Website and app data records:
<<<<

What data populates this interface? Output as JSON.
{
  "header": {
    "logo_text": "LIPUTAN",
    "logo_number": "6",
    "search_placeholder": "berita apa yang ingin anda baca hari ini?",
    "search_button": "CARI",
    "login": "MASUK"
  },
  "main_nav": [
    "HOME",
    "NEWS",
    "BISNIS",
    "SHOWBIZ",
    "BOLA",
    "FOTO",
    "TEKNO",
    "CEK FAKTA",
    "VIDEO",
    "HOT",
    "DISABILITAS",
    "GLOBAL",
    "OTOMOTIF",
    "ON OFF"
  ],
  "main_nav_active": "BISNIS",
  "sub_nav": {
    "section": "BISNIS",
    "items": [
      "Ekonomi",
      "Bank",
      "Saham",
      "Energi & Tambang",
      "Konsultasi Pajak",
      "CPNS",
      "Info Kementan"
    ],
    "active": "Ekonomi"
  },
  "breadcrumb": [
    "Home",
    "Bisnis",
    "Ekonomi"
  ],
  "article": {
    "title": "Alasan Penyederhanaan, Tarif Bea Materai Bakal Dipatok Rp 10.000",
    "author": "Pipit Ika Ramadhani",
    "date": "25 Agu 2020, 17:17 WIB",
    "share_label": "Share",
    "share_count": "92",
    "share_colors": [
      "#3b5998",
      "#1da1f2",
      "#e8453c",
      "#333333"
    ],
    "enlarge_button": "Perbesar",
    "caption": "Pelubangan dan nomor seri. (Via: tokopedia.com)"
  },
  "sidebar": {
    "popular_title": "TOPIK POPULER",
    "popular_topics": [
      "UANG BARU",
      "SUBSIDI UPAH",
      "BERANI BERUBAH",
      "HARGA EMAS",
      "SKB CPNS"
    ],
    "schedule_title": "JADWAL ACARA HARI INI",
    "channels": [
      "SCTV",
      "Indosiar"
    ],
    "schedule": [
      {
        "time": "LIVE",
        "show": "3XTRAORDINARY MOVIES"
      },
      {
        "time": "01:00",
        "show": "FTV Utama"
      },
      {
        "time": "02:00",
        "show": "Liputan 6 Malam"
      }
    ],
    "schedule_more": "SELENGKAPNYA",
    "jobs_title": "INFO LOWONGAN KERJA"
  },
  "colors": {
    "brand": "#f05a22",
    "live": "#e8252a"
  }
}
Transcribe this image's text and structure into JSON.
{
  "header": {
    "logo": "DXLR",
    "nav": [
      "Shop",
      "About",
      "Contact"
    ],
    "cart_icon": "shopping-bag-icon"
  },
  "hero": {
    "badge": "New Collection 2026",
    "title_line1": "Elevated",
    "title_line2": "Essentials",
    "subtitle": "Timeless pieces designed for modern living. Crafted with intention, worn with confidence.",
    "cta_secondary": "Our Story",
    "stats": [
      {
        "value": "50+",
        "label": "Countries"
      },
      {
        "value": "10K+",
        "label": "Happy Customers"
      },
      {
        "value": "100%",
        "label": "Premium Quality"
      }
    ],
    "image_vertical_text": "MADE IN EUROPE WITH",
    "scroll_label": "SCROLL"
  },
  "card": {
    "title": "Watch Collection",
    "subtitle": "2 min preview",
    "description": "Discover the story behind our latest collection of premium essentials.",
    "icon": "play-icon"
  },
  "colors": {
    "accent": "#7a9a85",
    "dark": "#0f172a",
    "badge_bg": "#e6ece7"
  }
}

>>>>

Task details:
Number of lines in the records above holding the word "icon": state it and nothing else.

Your solution:
2